Pictures stay out; everything else in the records below is to be repeated exactly.
----------
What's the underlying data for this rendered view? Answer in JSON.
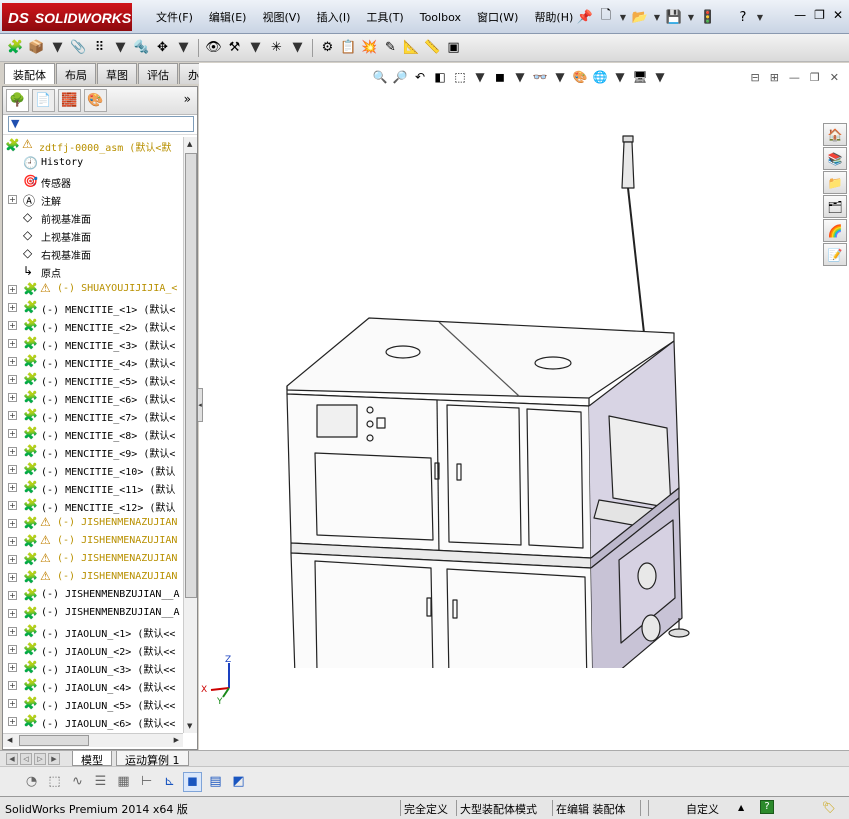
{
  "app": {
    "logo_text": "SOLIDWORKS",
    "logo_ds": "DS",
    "menu": [
      "文件(F)",
      "编辑(E)",
      "视图(V)",
      "插入(I)",
      "工具(T)",
      "Toolbox",
      "窗口(W)",
      "帮助(H)"
    ],
    "help_glyph": "?",
    "colors": {
      "brand": "#c8161d",
      "accent": "#1a56c0",
      "panel_bg": "#ffffff",
      "chrome": "#d4d0c8"
    }
  },
  "command_tabs": [
    "装配体",
    "布局",
    "草图",
    "评估",
    "办公室产品"
  ],
  "tree": {
    "expand_label": "»",
    "rows": [
      {
        "label": "zdtfj-0000_asm  (默认<默",
        "icon": "assembly-icon",
        "warn": true,
        "twisty": "",
        "color": "yellow",
        "indent": 0
      },
      {
        "label": "History",
        "icon": "history-icon",
        "warn": false,
        "twisty": "",
        "color": "",
        "indent": 1
      },
      {
        "label": "传感器",
        "icon": "sensor-icon",
        "warn": false,
        "twisty": "",
        "color": "",
        "indent": 1
      },
      {
        "label": "注解",
        "icon": "annotation-icon",
        "warn": false,
        "twisty": "+",
        "color": "",
        "indent": 1
      },
      {
        "label": "前视基准面",
        "icon": "plane-icon",
        "warn": false,
        "twisty": "",
        "color": "",
        "indent": 1
      },
      {
        "label": "上视基准面",
        "icon": "plane-icon",
        "warn": false,
        "twisty": "",
        "color": "",
        "indent": 1
      },
      {
        "label": "右视基准面",
        "icon": "plane-icon",
        "warn": false,
        "twisty": "",
        "color": "",
        "indent": 1
      },
      {
        "label": "原点",
        "icon": "origin-icon",
        "warn": false,
        "twisty": "",
        "color": "",
        "indent": 1
      },
      {
        "label": "(-) SHUAYOUJIJIJIA_<",
        "icon": "subassembly-icon",
        "warn": true,
        "twisty": "+",
        "color": "yellow",
        "indent": 1
      },
      {
        "label": "(-) MENCITIE_<1> (默认<",
        "icon": "part-icon",
        "warn": false,
        "twisty": "+",
        "color": "",
        "indent": 1
      },
      {
        "label": "(-) MENCITIE_<2> (默认<",
        "icon": "part-icon",
        "warn": false,
        "twisty": "+",
        "color": "",
        "indent": 1
      },
      {
        "label": "(-) MENCITIE_<3> (默认<",
        "icon": "part-icon",
        "warn": false,
        "twisty": "+",
        "color": "",
        "indent": 1
      },
      {
        "label": "(-) MENCITIE_<4> (默认<",
        "icon": "part-icon",
        "warn": false,
        "twisty": "+",
        "color": "",
        "indent": 1
      },
      {
        "label": "(-) MENCITIE_<5> (默认<",
        "icon": "part-icon",
        "warn": false,
        "twisty": "+",
        "color": "",
        "indent": 1
      },
      {
        "label": "(-) MENCITIE_<6> (默认<",
        "icon": "part-icon",
        "warn": false,
        "twisty": "+",
        "color": "",
        "indent": 1
      },
      {
        "label": "(-) MENCITIE_<7> (默认<",
        "icon": "part-icon",
        "warn": false,
        "twisty": "+",
        "color": "",
        "indent": 1
      },
      {
        "label": "(-) MENCITIE_<8> (默认<",
        "icon": "part-icon",
        "warn": false,
        "twisty": "+",
        "color": "",
        "indent": 1
      },
      {
        "label": "(-) MENCITIE_<9> (默认<",
        "icon": "part-icon",
        "warn": false,
        "twisty": "+",
        "color": "",
        "indent": 1
      },
      {
        "label": "(-) MENCITIE_<10> (默认",
        "icon": "part-icon",
        "warn": false,
        "twisty": "+",
        "color": "",
        "indent": 1
      },
      {
        "label": "(-) MENCITIE_<11> (默认",
        "icon": "part-icon",
        "warn": false,
        "twisty": "+",
        "color": "",
        "indent": 1
      },
      {
        "label": "(-) MENCITIE_<12> (默认",
        "icon": "part-icon",
        "warn": false,
        "twisty": "+",
        "color": "",
        "indent": 1
      },
      {
        "label": "(-) JISHENMENAZUJIAN",
        "icon": "subassembly-icon",
        "warn": true,
        "twisty": "+",
        "color": "yellow",
        "indent": 1
      },
      {
        "label": "(-) JISHENMENAZUJIAN",
        "icon": "subassembly-icon",
        "warn": true,
        "twisty": "+",
        "color": "yellow",
        "indent": 1
      },
      {
        "label": "(-) JISHENMENAZUJIAN",
        "icon": "subassembly-icon",
        "warn": true,
        "twisty": "+",
        "color": "yellow",
        "indent": 1
      },
      {
        "label": "(-) JISHENMENAZUJIAN",
        "icon": "subassembly-icon",
        "warn": true,
        "twisty": "+",
        "color": "yellow",
        "indent": 1
      },
      {
        "label": "(-) JISHENMENBZUJIAN__A",
        "icon": "subassembly-icon",
        "warn": false,
        "twisty": "+",
        "color": "",
        "indent": 1
      },
      {
        "label": "(-) JISHENMENBZUJIAN__A",
        "icon": "subassembly-icon",
        "warn": false,
        "twisty": "+",
        "color": "",
        "indent": 1
      },
      {
        "label": "(-) JIAOLUN_<1> (默认<<",
        "icon": "part-icon",
        "warn": false,
        "twisty": "+",
        "color": "",
        "indent": 1
      },
      {
        "label": "(-) JIAOLUN_<2> (默认<<",
        "icon": "part-icon",
        "warn": false,
        "twisty": "+",
        "color": "",
        "indent": 1
      },
      {
        "label": "(-) JIAOLUN_<3> (默认<<",
        "icon": "part-icon",
        "warn": false,
        "twisty": "+",
        "color": "",
        "indent": 1
      },
      {
        "label": "(-) JIAOLUN_<4> (默认<<",
        "icon": "part-icon",
        "warn": false,
        "twisty": "+",
        "color": "",
        "indent": 1
      },
      {
        "label": "(-) JIAOLUN_<5> (默认<<",
        "icon": "part-icon",
        "warn": false,
        "twisty": "+",
        "color": "",
        "indent": 1
      },
      {
        "label": "(-) JIAOLUN_<6> (默认<<",
        "icon": "part-icon",
        "warn": false,
        "twisty": "+",
        "color": "",
        "indent": 1
      }
    ]
  },
  "bottom_tabs": [
    "模型",
    "运动算例 1"
  ],
  "triad": {
    "x": "X",
    "y": "Y",
    "z": "Z"
  },
  "status": {
    "version": "SolidWorks Premium 2014 x64 版",
    "fully_defined": "完全定义",
    "large_mode": "大型装配体模式",
    "editing": "在编辑 装配体",
    "custom": "自定义"
  }
}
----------
*Response for this exercise*.
What's the underlying data for this rendered view? Answer in JSON.
{
  "app": {
    "logo_text": "SOLIDWORKS",
    "logo_ds": "DS",
    "menu": [
      "文件(F)",
      "编辑(E)",
      "视图(V)",
      "插入(I)",
      "工具(T)",
      "Toolbox",
      "窗口(W)",
      "帮助(H)"
    ],
    "help_glyph": "?",
    "colors": {
      "brand": "#c8161d",
      "accent": "#1a56c0",
      "panel_bg": "#ffffff",
      "chrome": "#d4d0c8"
    }
  },
  "command_tabs": [
    "装配体",
    "布局",
    "草图",
    "评估",
    "办公室产品"
  ],
  "tree": {
    "expand_label": "»",
    "rows": [
      {
        "label": "zdtfj-0000_asm  (默认<默",
        "icon": "assembly-icon",
        "warn": true,
        "twisty": "",
        "color": "yellow",
        "indent": 0
      },
      {
        "label": "History",
        "icon": "history-icon",
        "warn": false,
        "twisty": "",
        "color": "",
        "indent": 1
      },
      {
        "label": "传感器",
        "icon": "sensor-icon",
        "warn": false,
        "twisty": "",
        "color": "",
        "indent": 1
      },
      {
        "label": "注解",
        "icon": "annotation-icon",
        "warn": false,
        "twisty": "+",
        "color": "",
        "indent": 1
      },
      {
        "label": "前视基准面",
        "icon": "plane-icon",
        "warn": false,
        "twisty": "",
        "color": "",
        "indent": 1
      },
      {
        "label": "上视基准面",
        "icon": "plane-icon",
        "warn": false,
        "twisty": "",
        "color": "",
        "indent": 1
      },
      {
        "label": "右视基准面",
        "icon": "plane-icon",
        "warn": false,
        "twisty": "",
        "color": "",
        "indent": 1
      },
      {
        "label": "原点",
        "icon": "origin-icon",
        "warn": false,
        "twisty": "",
        "color": "",
        "indent": 1
      },
      {
        "label": "(-) SHUAYOUJIJIJIA_<",
        "icon": "subassembly-icon",
        "warn": true,
        "twisty": "+",
        "color": "yellow",
        "indent": 1
      },
      {
        "label": "(-) MENCITIE_<1> (默认<",
        "icon": "part-icon",
        "warn": false,
        "twisty": "+",
        "color": "",
        "indent": 1
      },
      {
        "label": "(-) MENCITIE_<2> (默认<",
        "icon": "part-icon",
        "warn": false,
        "twisty": "+",
        "color": "",
        "indent": 1
      },
      {
        "label": "(-) MENCITIE_<3> (默认<",
        "icon": "part-icon",
        "warn": false,
        "twisty": "+",
        "color": "",
        "indent": 1
      },
      {
        "label": "(-) MENCITIE_<4> (默认<",
        "icon": "part-icon",
        "warn": false,
        "twisty": "+",
        "color": "",
        "indent": 1
      },
      {
        "label": "(-) MENCITIE_<5> (默认<",
        "icon": "part-icon",
        "warn": false,
        "twisty": "+",
        "color": "",
        "indent": 1
      },
      {
        "label": "(-) MENCITIE_<6> (默认<",
        "icon": "part-icon",
        "warn": false,
        "twisty": "+",
        "color": "",
        "indent": 1
      },
      {
        "label": "(-) MENCITIE_<7> (默认<",
        "icon": "part-icon",
        "warn": false,
        "twisty": "+",
        "color": "",
        "indent": 1
      },
      {
        "label": "(-) MENCITIE_<8> (默认<",
        "icon": "part-icon",
        "warn": false,
        "twisty": "+",
        "color": "",
        "indent": 1
      },
      {
        "label": "(-) MENCITIE_<9> (默认<",
        "icon": "part-icon",
        "warn": false,
        "twisty": "+",
        "color": "",
        "indent": 1
      },
      {
        "label": "(-) MENCITIE_<10> (默认",
        "icon": "part-icon",
        "warn": false,
        "twisty": "+",
        "color": "",
        "indent": 1
      },
      {
        "label": "(-) MENCITIE_<11> (默认",
        "icon": "part-icon",
        "warn": false,
        "twisty": "+",
        "color": "",
        "indent": 1
      },
      {
        "label": "(-) MENCITIE_<12> (默认",
        "icon": "part-icon",
        "warn": false,
        "twisty": "+",
        "color": "",
        "indent": 1
      },
      {
        "label": "(-) JISHENMENAZUJIAN",
        "icon": "subassembly-icon",
        "warn": true,
        "twisty": "+",
        "color": "yellow",
        "indent": 1
      },
      {
        "label": "(-) JISHENMENAZUJIAN",
        "icon": "subassembly-icon",
        "warn": true,
        "twisty": "+",
        "color": "yellow",
        "indent": 1
      },
      {
        "label": "(-) JISHENMENAZUJIAN",
        "icon": "subassembly-icon",
        "warn": true,
        "twisty": "+",
        "color": "yellow",
        "indent": 1
      },
      {
        "label": "(-) JISHENMENAZUJIAN",
        "icon": "subassembly-icon",
        "warn": true,
        "twisty": "+",
        "color": "yellow",
        "indent": 1
      },
      {
        "label": "(-) JISHENMENBZUJIAN__A",
        "icon": "subassembly-icon",
        "warn": false,
        "twisty": "+",
        "color": "",
        "indent": 1
      },
      {
        "label": "(-) JISHENMENBZUJIAN__A",
        "icon": "subassembly-icon",
        "warn": false,
        "twisty": "+",
        "color": "",
        "indent": 1
      },
      {
        "label": "(-) JIAOLUN_<1> (默认<<",
        "icon": "part-icon",
        "warn": false,
        "twisty": "+",
        "color": "",
        "indent": 1
      },
      {
        "label": "(-) JIAOLUN_<2> (默认<<",
        "icon": "part-icon",
        "warn": false,
        "twisty": "+",
        "color": "",
        "indent": 1
      },
      {
        "label": "(-) JIAOLUN_<3> (默认<<",
        "icon": "part-icon",
        "warn": false,
        "twisty": "+",
        "color": "",
        "indent": 1
      },
      {
        "label": "(-) JIAOLUN_<4> (默认<<",
        "icon": "part-icon",
        "warn": false,
        "twisty": "+",
        "color": "",
        "indent": 1
      },
      {
        "label": "(-) JIAOLUN_<5> (默认<<",
        "icon": "part-icon",
        "warn": false,
        "twisty": "+",
        "color": "",
        "indent": 1
      },
      {
        "label": "(-) JIAOLUN_<6> (默认<<",
        "icon": "part-icon",
        "warn": false,
        "twisty": "+",
        "color": "",
        "indent": 1
      }
    ]
  },
  "bottom_tabs": [
    "模型",
    "运动算例 1"
  ],
  "triad": {
    "x": "X",
    "y": "Y",
    "z": "Z"
  },
  "status": {
    "version": "SolidWorks Premium 2014 x64 版",
    "fully_defined": "完全定义",
    "large_mode": "大型装配体模式",
    "editing": "在编辑 装配体",
    "custom": "自定义"
  }
}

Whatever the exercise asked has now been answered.